BEGIN

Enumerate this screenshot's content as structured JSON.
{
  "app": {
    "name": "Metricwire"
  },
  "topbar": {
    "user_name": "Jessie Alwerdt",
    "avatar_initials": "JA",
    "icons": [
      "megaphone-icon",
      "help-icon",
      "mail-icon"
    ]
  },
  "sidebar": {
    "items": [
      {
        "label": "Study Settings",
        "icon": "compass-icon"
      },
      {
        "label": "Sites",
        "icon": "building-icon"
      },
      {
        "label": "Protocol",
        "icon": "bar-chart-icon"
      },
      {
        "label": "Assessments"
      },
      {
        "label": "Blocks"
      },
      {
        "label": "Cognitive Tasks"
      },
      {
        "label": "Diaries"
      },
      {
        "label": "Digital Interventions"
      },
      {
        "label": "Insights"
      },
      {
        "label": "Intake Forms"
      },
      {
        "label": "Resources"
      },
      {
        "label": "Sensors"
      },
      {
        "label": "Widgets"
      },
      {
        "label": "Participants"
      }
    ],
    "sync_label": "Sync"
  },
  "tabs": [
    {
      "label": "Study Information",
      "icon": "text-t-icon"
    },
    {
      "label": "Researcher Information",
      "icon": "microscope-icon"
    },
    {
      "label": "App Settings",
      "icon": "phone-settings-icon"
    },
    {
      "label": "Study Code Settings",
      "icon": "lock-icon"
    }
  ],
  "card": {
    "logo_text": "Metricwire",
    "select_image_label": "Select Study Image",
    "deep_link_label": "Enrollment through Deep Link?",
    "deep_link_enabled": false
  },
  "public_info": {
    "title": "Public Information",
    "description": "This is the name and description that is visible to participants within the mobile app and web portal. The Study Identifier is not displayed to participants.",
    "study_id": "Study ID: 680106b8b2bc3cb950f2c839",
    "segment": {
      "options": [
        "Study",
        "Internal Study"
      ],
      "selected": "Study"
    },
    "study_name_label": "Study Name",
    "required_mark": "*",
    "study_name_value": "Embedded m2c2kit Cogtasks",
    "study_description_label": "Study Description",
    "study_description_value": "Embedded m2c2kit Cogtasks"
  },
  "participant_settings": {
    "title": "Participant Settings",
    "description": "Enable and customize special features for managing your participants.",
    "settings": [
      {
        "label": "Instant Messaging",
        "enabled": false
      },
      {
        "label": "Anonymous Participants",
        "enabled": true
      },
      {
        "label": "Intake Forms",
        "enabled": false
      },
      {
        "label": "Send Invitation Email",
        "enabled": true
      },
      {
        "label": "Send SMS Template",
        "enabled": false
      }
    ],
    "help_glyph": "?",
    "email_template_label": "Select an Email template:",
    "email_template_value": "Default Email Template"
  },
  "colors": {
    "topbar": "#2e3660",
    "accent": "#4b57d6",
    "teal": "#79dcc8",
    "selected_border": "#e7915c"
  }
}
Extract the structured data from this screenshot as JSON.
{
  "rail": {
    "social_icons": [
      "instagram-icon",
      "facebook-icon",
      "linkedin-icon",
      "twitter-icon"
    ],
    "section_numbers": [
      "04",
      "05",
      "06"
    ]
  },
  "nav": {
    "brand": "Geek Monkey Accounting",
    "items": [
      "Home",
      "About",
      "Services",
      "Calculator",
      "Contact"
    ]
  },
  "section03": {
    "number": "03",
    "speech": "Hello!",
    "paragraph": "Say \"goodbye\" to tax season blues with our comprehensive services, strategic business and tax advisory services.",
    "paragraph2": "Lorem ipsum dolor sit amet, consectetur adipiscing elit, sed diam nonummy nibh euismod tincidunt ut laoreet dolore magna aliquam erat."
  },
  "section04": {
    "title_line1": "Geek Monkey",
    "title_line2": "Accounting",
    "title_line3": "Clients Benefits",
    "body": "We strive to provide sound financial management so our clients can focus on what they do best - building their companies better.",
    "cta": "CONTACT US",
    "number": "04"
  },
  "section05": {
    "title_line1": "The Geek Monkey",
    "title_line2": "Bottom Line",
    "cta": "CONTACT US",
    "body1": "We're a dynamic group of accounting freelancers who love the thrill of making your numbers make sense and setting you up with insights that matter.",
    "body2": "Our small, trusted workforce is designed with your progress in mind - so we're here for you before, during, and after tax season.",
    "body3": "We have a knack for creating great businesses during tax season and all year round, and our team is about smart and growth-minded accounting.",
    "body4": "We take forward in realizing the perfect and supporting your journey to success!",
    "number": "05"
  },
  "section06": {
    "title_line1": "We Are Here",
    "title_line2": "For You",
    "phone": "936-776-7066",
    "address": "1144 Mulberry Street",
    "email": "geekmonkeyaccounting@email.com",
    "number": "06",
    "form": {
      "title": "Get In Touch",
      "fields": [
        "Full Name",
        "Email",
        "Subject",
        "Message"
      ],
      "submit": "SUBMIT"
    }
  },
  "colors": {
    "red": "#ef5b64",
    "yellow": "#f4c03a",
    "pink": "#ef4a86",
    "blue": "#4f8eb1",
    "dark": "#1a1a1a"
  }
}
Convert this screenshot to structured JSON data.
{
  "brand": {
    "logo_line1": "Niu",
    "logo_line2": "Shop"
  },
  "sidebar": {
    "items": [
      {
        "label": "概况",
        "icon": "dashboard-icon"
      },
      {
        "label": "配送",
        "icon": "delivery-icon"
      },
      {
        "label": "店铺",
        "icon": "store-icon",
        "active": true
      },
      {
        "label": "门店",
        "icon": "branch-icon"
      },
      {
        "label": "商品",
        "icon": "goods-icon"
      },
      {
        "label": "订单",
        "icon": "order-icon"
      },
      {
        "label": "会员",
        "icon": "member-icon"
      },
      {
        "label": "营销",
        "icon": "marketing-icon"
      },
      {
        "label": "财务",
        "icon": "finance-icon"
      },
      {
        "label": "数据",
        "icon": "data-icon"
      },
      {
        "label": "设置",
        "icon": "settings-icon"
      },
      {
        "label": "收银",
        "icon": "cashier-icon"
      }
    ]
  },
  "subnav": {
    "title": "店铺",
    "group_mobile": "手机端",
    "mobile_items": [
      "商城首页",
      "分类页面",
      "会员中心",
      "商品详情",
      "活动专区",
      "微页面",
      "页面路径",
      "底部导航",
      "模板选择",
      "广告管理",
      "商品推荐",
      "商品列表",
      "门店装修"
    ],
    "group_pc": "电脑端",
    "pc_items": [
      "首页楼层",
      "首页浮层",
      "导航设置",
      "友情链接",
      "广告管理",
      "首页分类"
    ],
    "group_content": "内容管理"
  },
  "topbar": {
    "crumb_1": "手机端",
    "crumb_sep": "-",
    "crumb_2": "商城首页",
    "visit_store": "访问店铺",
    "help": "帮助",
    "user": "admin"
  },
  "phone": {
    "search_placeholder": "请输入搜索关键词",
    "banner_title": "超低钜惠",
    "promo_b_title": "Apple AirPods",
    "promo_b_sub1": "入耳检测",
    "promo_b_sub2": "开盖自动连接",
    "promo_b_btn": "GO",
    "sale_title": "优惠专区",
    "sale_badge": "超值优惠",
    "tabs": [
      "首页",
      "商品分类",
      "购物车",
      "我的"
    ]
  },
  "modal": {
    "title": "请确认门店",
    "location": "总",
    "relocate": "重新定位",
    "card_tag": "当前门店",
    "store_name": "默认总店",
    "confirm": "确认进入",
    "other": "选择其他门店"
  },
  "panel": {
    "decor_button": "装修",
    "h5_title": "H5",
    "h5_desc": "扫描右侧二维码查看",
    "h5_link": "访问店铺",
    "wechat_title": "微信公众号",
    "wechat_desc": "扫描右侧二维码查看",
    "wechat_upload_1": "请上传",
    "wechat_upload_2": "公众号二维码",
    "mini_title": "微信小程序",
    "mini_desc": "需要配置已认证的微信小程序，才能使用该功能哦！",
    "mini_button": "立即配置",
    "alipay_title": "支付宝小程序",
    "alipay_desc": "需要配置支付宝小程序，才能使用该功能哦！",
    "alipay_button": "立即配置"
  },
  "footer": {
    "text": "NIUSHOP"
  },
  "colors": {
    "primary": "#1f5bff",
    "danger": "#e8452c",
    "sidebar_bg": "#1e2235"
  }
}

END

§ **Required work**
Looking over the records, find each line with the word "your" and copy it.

§ **Result below**
    "description": "Enable and customize special features for managing your participants.",
    "body1": "We're a dynamic group of accounting freelancers who love the thrill of making your numbers make sense and setting you up with insights that matter.",
    "body2": "Our small, trusted workforce is designed with your progress in mind - so we're here for you before, during, and after tax season.",
    "body4": "We take forward in realizing the perfect and supporting your journey to success!",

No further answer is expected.